foreachf! (generic function with 1 method)

julia> using LinuxPerf

foreachf!(mul!, 100000, Cf64, Af64, Bf64)
end
2.814530 seconds (33.44 k allocations: 2.648 MiB, 0.49% gc time, 0.69% compilation time)
━━━━━━━━━━━━━━━━━━━━━━━━━━━━━━━━━━━━━━━━━━━
╶ cpu-cycles               1.38e+11   60.0%  #  2.8 cycles per ns
┌ instructions             2.37e+11   60.0%  #  1.7 insns per cycle
│ branch-instructions      1.67e+10   60.0%  #  7.1% of insns
└ branch-misses            1.36e+07   60.0%  #  0.1% of branch insns
┌ task-clock               4.96e+10  100.0%  # 49.6 s
│ context-switches         0.00e+00  100.0%
│ cpu-migrations           0.00e+00  100.0%
└ page-faults              0.00e+00  100.0%
━━━━━━━━━━━━━━━━━━━━━━━━━━━━━━━━━━━━━━━━━━━

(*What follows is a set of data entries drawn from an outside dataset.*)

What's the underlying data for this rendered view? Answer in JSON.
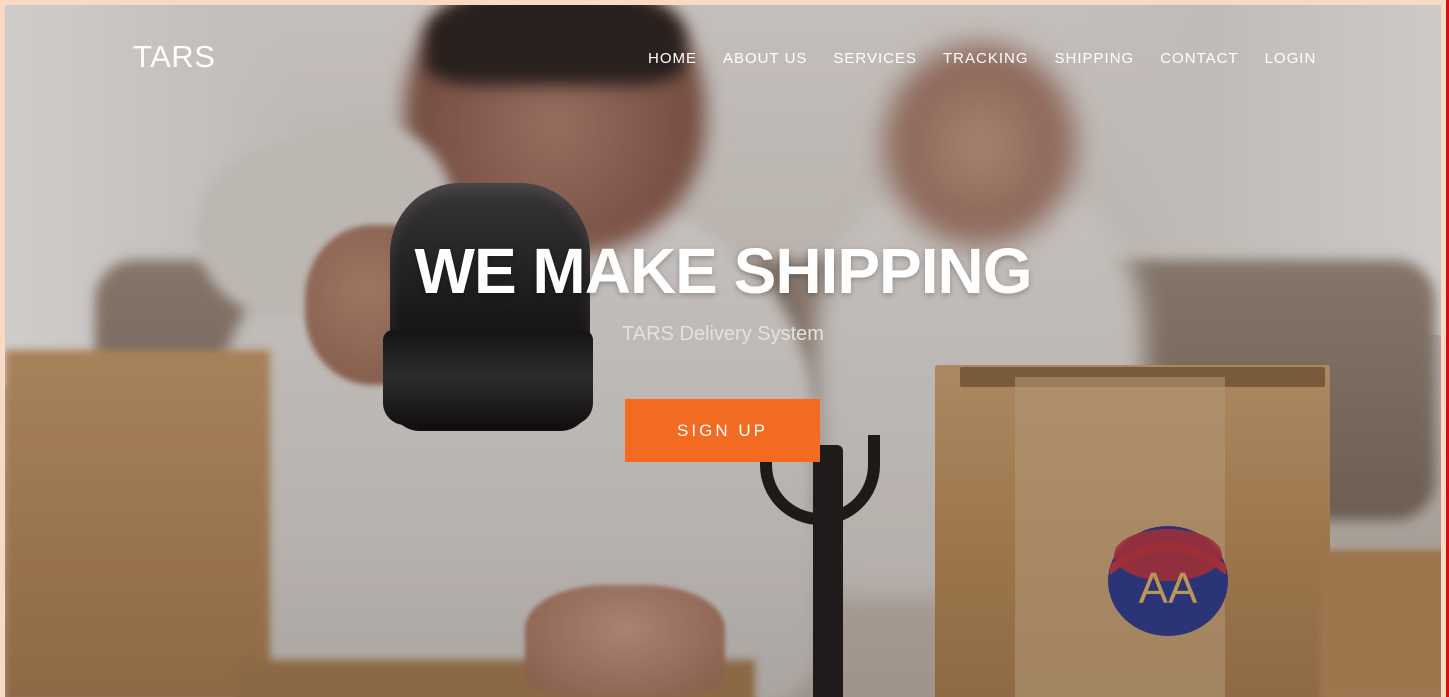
{
  "brand": {
    "name": "TARS"
  },
  "nav": {
    "items": [
      {
        "label": "HOME"
      },
      {
        "label": "ABOUT US"
      },
      {
        "label": "SERVICES"
      },
      {
        "label": "TRACKING"
      },
      {
        "label": "SHIPPING"
      },
      {
        "label": "CONTACT"
      },
      {
        "label": "LOGIN"
      }
    ]
  },
  "hero": {
    "title": "WE MAKE SHIPPING",
    "subtitle": "TARS Delivery System",
    "cta_label": "SIGN UP"
  },
  "background": {
    "sticker_text": "AA"
  },
  "colors": {
    "accent": "#f26b21",
    "page_border": "#f7d9c4",
    "right_edge": "#d10f0f"
  }
}
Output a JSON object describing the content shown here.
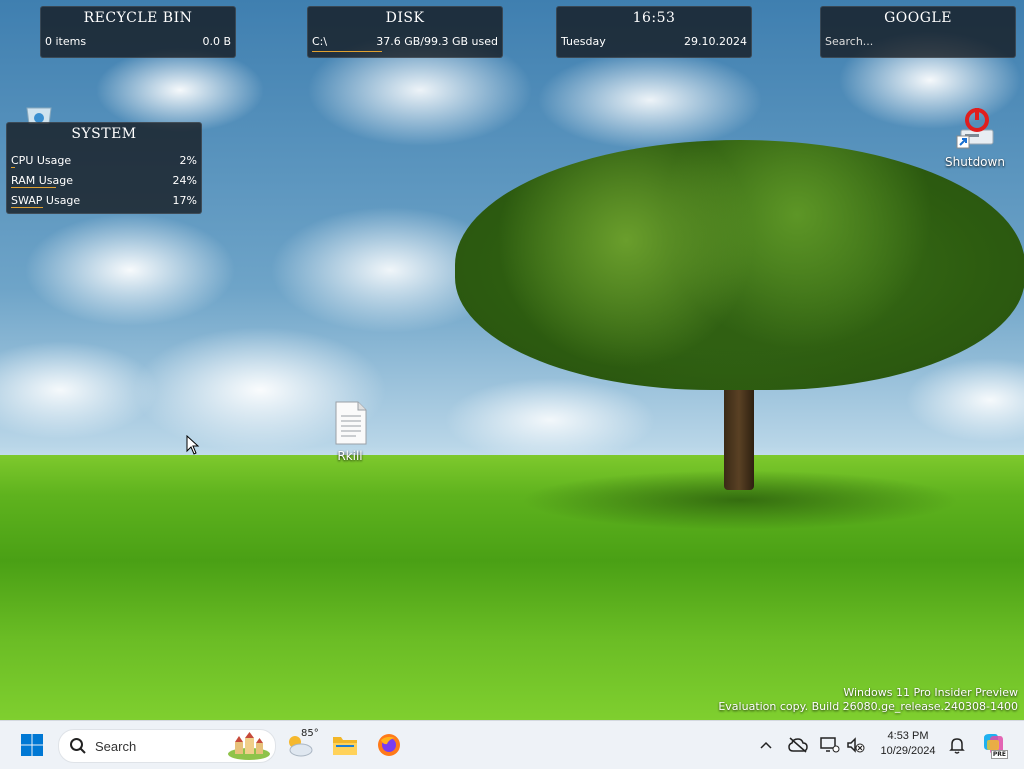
{
  "widgets": {
    "recycle_bin": {
      "title": "RECYCLE BIN",
      "items": "0 items",
      "size": "0.0 B"
    },
    "disk": {
      "title": "DISK",
      "drive": "C:\\",
      "usage": "37.6 GB/99.3 GB used",
      "used_fraction": 0.379
    },
    "clock": {
      "title": "16:53",
      "day": "Tuesday",
      "date": "29.10.2024"
    },
    "google": {
      "title": "GOOGLE",
      "search_placeholder": "Search..."
    },
    "system": {
      "title": "SYSTEM",
      "rows": [
        {
          "label": "CPU Usage",
          "value": "2%",
          "fraction": 0.02
        },
        {
          "label": "RAM Usage",
          "value": "24%",
          "fraction": 0.24
        },
        {
          "label": "SWAP Usage",
          "value": "17%",
          "fraction": 0.17
        }
      ]
    }
  },
  "desktop_icons": {
    "shutdown": "Shutdown",
    "rkill": "Rkill"
  },
  "watermark": {
    "line1": "Windows 11 Pro Insider Preview",
    "line2": "Evaluation copy. Build 26080.ge_release.240308-1400"
  },
  "taskbar": {
    "search_label": "Search",
    "weather_temp": "85°",
    "time": "4:53 PM",
    "date": "10/29/2024",
    "copilot_badge": "PRE"
  },
  "colors": {
    "widget_bg": "#14181e",
    "accent_bar": "#e0a030",
    "taskbar_bg": "#eef2f7",
    "windows_blue": "#0078d4"
  }
}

foreachf!(matmul!, 100000, Cf64, Af64, Bf64)
end
2.483556 seconds (33.44 k allocations: 2.648 MiB, 0.77% compilation time)
━━━━━━━━━━━━━━━━━━━━━━━━━━━━━━━━━━━━━━━━━━━
╶ cpu-cycles               1.22e+11   60.0%  #  2.8 cycles per ns
┌ instructions             1.87e+11   60.0%  #  1.5 insns per cycle
│ branch-instructions      6.60e+09   60.0%  #  3.5% of insns
└ branch-misses            3.50e+07   60.0%  #  0.5% of branch insns
┌ task-clock               4.39e+10  100.0%  # 43.9 s
│ context-switches         0.00e+00  100.0%
│ cpu-migrations           0.00e+00  100.0%
└ page-faults              0.00e+00  100.0%